Sophie Pascoe a moving target at Paralympics
Four years ago a fresh-faced 15-year-old unknown athlete slipped into Beijing unnoticed but returned from the Paralympics as one of the darlings of New Zealand sport with three golds and a silver.
Things are much different for Sophie Pascoe at London 2012 - this time the Christchurch swimmer has a target on her back and she's been doing everything possible to make sure nobody can hit it.
Now 19, she has matured both mentally and physically, the latter partly as a result of a gruelling training regime under coach Rolly Crichton, who has pushed the below-the-knee amputee to the limits in the quest to maintain her dominance.
His regime has included increasing her distance in the water, implementing a stringent dry land programme and undertaking altitude training - the pair have spent the past five weeks at Flagstaff, Arizona, in temperatures touching on 40 degrees Celsius.
"We've done a lot of different things," Crichton said.
"She came away from Beijing very well known. She was young and she took everyone's hearts but we're four years on now and she's a very mature and professional 19-year-old who is very determined and works very hard.
"Through what she did in Beijing, though, she is the target here. That's why we've had to cover the bases and go to major meets around the world. We've had a couple of wake-up calls, but then Sophie's gone out there and put the pressure back on those athletes."
The last four years haven't always been easy - she lost her training facilities in the Christchurch earthquake - but Pascoe has adopted Crichton's hard-nosed attitude.
"You don't find out who you are and what you are until something like that [the earthquake] happens," Crichton said.
"Travelling and going to different parts of New Zealand is hard. It's been different and we've learnt to adjust very quickly so when you come to places like the Olympics it's not that hard for us.”
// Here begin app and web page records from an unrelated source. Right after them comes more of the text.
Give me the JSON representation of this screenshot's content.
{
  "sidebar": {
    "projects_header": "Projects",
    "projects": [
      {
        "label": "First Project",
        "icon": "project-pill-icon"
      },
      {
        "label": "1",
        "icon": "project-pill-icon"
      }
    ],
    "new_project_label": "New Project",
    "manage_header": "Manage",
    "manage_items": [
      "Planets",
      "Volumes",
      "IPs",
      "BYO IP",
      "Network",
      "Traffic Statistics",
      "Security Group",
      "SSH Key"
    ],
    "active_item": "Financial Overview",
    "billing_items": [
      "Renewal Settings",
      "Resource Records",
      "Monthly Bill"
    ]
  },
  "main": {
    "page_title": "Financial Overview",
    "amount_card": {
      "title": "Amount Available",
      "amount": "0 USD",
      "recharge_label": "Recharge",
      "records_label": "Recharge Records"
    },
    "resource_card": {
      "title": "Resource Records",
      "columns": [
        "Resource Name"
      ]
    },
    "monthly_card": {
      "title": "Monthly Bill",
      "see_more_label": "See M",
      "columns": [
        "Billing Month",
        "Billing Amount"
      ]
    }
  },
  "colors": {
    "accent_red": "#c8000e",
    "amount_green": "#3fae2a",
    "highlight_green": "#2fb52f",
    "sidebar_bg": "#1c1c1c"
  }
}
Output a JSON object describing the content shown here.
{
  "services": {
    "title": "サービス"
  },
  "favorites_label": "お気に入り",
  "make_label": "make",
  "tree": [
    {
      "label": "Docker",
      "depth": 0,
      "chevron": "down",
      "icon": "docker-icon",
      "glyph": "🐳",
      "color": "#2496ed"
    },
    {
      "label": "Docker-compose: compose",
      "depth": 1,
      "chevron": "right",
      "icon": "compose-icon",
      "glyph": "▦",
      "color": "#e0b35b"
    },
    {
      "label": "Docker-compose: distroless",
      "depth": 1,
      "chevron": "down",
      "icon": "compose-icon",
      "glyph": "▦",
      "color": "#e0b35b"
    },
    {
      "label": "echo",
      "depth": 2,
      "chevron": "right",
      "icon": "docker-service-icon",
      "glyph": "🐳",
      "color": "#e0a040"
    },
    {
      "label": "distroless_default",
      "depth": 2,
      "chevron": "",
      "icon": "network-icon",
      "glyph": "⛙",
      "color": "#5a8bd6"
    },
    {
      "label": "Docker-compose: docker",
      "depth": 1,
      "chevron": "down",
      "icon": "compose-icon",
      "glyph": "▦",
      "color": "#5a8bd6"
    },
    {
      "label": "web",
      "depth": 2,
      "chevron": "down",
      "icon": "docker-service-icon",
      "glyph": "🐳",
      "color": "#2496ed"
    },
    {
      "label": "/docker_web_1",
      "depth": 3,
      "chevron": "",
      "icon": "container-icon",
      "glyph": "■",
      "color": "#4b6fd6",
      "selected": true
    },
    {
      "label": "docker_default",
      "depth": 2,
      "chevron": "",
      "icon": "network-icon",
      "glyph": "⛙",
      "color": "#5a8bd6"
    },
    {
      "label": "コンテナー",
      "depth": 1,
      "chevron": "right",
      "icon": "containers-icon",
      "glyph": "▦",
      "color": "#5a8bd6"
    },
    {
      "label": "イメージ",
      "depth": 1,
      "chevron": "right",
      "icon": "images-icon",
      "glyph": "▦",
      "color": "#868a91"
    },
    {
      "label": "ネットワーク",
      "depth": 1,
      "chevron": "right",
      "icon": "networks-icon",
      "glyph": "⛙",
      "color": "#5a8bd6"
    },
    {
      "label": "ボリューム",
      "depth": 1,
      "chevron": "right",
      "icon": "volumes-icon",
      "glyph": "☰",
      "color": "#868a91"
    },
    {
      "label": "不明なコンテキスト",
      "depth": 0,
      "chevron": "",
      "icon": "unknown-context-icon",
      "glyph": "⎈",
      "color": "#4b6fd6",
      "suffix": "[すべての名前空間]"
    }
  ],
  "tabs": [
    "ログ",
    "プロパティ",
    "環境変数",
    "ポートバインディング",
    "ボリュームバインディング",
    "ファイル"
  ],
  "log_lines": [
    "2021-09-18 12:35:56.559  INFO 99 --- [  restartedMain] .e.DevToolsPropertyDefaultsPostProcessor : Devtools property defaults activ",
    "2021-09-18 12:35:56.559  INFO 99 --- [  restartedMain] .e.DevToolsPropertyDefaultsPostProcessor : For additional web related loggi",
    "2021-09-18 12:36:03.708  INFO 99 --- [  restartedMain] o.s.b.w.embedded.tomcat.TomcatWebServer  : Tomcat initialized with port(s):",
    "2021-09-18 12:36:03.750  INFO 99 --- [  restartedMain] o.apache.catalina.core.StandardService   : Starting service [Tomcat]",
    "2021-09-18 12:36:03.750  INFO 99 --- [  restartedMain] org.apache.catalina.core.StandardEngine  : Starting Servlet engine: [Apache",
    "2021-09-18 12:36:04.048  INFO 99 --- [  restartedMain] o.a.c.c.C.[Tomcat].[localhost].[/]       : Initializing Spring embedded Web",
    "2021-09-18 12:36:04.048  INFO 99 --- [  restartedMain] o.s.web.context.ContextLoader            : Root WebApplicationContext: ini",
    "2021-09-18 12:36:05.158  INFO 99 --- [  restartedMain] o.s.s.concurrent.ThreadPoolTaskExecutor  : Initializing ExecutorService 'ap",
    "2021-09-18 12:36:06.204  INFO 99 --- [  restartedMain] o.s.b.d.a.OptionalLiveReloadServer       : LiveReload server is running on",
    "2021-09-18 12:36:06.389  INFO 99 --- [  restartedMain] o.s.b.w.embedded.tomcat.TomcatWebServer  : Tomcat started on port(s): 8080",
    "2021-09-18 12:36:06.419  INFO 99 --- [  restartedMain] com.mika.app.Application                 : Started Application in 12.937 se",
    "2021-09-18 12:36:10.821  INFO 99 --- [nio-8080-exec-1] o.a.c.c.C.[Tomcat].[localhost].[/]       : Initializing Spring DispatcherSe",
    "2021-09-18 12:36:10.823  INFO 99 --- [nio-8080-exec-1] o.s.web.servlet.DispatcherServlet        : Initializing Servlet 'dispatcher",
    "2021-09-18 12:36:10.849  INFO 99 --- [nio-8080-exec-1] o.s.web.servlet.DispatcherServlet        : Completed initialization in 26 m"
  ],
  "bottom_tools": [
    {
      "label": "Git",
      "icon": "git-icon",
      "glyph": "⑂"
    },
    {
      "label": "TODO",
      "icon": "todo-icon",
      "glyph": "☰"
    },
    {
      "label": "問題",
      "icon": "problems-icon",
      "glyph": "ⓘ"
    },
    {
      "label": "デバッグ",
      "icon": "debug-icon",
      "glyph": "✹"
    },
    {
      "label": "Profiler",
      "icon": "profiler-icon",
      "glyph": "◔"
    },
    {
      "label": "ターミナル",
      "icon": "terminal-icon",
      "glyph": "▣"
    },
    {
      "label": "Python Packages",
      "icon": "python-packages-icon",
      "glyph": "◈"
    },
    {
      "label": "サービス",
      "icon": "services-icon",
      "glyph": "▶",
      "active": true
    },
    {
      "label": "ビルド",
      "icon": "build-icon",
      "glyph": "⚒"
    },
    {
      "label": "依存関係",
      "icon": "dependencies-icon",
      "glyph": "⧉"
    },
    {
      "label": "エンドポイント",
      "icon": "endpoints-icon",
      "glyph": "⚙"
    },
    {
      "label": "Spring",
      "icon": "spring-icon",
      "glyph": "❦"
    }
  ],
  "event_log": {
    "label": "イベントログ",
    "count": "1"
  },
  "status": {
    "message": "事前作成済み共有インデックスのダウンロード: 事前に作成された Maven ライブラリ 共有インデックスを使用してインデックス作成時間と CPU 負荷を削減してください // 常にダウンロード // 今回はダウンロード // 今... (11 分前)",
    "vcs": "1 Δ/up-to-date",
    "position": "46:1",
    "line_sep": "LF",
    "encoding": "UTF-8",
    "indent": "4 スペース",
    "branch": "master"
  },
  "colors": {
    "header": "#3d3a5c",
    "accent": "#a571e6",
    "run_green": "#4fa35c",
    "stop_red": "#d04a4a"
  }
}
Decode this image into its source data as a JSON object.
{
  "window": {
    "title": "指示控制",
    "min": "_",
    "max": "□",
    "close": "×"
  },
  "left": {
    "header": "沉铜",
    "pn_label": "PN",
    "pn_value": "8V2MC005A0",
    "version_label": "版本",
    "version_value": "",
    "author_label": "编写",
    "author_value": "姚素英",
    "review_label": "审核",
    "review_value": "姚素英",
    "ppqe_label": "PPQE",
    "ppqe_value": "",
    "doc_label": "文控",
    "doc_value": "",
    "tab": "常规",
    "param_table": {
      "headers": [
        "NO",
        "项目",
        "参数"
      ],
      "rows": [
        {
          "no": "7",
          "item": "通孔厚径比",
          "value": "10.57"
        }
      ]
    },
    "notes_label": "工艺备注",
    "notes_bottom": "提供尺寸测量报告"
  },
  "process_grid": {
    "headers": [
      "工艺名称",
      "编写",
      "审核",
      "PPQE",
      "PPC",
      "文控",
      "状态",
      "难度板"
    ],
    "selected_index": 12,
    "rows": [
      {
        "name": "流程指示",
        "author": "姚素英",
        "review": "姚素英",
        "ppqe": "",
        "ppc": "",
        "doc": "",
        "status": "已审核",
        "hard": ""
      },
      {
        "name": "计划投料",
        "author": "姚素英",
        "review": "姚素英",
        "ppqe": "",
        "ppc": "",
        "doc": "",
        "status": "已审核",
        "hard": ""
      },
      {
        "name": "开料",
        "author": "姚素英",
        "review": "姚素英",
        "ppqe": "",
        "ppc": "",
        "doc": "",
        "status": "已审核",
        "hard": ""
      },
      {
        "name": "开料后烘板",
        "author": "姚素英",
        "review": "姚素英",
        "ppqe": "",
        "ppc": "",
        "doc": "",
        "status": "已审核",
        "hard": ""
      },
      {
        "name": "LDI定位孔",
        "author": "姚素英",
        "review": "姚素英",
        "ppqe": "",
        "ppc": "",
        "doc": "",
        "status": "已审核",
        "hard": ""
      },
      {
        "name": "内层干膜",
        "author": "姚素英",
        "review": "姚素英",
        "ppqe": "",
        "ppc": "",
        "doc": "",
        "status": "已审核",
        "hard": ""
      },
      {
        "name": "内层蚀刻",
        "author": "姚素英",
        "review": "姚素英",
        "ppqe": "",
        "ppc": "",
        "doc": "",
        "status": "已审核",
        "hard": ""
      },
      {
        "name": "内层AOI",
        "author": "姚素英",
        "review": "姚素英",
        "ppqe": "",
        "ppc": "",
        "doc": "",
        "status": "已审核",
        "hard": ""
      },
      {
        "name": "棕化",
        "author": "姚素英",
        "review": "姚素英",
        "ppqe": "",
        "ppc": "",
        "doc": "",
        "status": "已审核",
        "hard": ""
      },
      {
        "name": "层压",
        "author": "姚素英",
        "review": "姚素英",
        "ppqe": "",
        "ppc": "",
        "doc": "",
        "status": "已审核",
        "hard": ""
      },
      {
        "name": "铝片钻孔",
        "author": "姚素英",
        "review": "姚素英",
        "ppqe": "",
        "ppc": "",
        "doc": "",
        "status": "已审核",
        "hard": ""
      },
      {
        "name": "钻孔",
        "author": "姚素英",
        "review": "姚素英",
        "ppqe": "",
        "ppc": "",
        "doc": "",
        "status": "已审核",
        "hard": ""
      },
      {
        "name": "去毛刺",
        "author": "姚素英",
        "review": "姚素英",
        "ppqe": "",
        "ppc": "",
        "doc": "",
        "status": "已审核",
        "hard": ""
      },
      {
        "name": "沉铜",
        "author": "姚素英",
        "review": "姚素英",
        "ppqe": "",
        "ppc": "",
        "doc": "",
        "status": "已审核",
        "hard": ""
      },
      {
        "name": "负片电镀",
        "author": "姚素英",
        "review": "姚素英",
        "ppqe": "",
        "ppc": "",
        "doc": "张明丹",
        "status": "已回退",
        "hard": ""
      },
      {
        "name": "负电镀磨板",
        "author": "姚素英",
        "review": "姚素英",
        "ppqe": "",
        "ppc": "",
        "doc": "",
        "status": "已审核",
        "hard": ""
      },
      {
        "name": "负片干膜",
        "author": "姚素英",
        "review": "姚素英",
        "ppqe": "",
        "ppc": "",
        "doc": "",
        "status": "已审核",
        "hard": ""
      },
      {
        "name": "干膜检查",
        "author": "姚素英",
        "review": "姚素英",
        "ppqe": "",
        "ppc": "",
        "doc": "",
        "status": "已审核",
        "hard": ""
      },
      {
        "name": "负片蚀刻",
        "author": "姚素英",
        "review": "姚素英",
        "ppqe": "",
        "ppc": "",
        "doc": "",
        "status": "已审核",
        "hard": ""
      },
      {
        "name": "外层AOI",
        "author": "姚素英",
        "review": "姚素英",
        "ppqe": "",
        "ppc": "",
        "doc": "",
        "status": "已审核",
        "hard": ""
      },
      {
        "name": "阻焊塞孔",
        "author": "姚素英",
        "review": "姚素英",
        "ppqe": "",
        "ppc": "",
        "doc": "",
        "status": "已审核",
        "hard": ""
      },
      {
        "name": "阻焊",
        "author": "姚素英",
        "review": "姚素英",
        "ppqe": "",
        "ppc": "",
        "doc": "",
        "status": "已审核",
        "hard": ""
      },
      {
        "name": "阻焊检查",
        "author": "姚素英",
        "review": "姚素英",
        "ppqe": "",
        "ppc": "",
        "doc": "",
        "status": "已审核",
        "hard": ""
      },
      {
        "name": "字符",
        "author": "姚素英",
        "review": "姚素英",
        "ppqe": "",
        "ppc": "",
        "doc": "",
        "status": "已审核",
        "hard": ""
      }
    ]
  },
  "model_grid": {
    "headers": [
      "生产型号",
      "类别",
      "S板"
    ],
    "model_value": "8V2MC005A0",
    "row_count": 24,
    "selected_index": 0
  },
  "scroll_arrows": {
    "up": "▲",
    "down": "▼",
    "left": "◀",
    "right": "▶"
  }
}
Pascoe, who lost her left leg below the knee after a lawnmower accident when she was 2, will compete in six events in London; 50m and 100m freestyle, 100m butterfly, 100m backstroke, 100m breaststroke and the 200m individual medley.
She is the defending champion in the latter three events and won silver in the 100m butterfly in Beijing.
"The challenge is to do personal bests," Crichton said.
- © Fairfax NZ News